That was the last time anyone saw Asha Degree. A search of the woods revealed a shed that held sweet wrappers, pencils and a Mickey Mouse hair bow identified as Asha’s. Her backpack was found wrapped in rubbish bags and buried 30km away. Asha was just nine years old when she vanished.
The Missing Moche
THE Moche civilisation existed along the northern coast of Peru between 1AD and 800AD. According to archaeological discoveries, when they weren’t offering up human sacrifices the Moche were fairly sophisticated metal workers and farmers. The population reached about 25
000 – then vanished!
For a while it was believed a super-El Niño event between 560AD and 650AD exposed the Moche to 30 years of rains, followed by 30 years of drought, devastating their agriculture and burying their monuments and homes in mud. Then, new discoveries in the 1990s suggested the Moche had actually survived the ‘climate change’ and had started building significant ‘defensive structures’, implying a period of violence. And since the only weapons discovered at the sites were all Moche-made, it seems they were fighting each other.
Were the Moche made all but extinct by the weather, or did they destroy themselves? We’ll probably never know.
THE baffling disappearance of
Maura Murray on
February 9, 2004, has spawned a sixpart TV documentary series and an ongoing podcast with more than
60 episodes at the time of writing.

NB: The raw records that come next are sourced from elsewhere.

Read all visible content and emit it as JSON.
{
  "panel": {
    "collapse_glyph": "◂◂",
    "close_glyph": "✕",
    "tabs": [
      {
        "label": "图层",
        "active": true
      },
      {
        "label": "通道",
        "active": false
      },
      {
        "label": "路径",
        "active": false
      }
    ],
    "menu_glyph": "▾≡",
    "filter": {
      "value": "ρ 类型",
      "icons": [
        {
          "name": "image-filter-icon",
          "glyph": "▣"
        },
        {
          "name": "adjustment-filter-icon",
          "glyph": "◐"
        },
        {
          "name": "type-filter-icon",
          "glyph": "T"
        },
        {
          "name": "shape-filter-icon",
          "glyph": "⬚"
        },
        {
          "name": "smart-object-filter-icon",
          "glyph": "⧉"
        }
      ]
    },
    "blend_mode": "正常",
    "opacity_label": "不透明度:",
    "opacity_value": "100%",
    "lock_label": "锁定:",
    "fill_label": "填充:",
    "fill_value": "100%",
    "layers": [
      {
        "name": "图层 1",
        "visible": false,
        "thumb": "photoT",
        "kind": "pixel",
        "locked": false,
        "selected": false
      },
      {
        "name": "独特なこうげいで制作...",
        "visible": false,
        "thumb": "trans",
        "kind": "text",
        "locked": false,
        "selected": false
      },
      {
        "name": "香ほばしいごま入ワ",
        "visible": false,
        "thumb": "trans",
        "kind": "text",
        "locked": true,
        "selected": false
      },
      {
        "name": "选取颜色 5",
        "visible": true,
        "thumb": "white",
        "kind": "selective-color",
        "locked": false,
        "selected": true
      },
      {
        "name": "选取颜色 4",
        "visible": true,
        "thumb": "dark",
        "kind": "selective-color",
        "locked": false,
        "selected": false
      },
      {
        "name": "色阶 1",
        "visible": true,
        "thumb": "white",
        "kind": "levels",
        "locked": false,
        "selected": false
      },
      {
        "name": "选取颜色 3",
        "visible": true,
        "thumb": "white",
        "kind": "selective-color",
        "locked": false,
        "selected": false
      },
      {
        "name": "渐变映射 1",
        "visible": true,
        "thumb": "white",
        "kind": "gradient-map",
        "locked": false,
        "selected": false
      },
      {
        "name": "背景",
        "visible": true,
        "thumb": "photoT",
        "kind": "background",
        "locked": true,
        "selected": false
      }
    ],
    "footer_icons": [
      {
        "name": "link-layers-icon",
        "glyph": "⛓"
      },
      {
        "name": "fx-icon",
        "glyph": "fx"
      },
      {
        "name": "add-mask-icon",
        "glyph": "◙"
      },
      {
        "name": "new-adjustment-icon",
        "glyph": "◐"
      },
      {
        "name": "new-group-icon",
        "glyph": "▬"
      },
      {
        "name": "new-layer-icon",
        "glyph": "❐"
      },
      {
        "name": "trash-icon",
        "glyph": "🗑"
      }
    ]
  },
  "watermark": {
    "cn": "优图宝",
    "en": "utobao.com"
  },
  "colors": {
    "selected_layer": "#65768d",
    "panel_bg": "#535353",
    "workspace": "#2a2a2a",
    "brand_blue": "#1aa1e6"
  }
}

Here’s the short version: nursing student Maura Murray, 21, e-mailed her professors at the University of Massachusetts Amherst that she would be missing class due to a death in her family. This was a lie. She packed a bag, took $280 out of an ATM, spent $40 of that at a bottle store and started driving.

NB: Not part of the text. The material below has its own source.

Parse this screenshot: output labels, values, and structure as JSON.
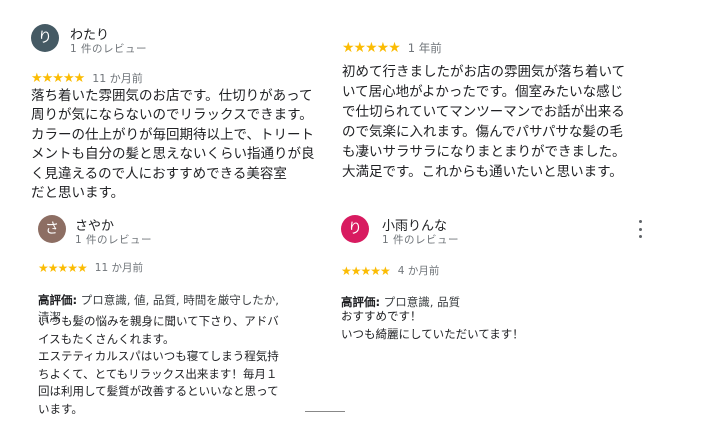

Between 19h00 and 19h30 Murray skidded off the road into a snowbank and got stuck. A school bus driver stopped to ask if she needed help.
She said no, but he called 911 anyway. The police arrived 10 minutes later. They found Maura’s textbooks in the car, together with a spilt bottle of wine and a printout of MapQuest directions to Burlington, Vermont. But there was no wallet, no keys, no cellphone – and no Maura…
Miguel Viana and Manoel da Cruz O’Bryant Degree Asha Degree Moche - Peru Maura Murray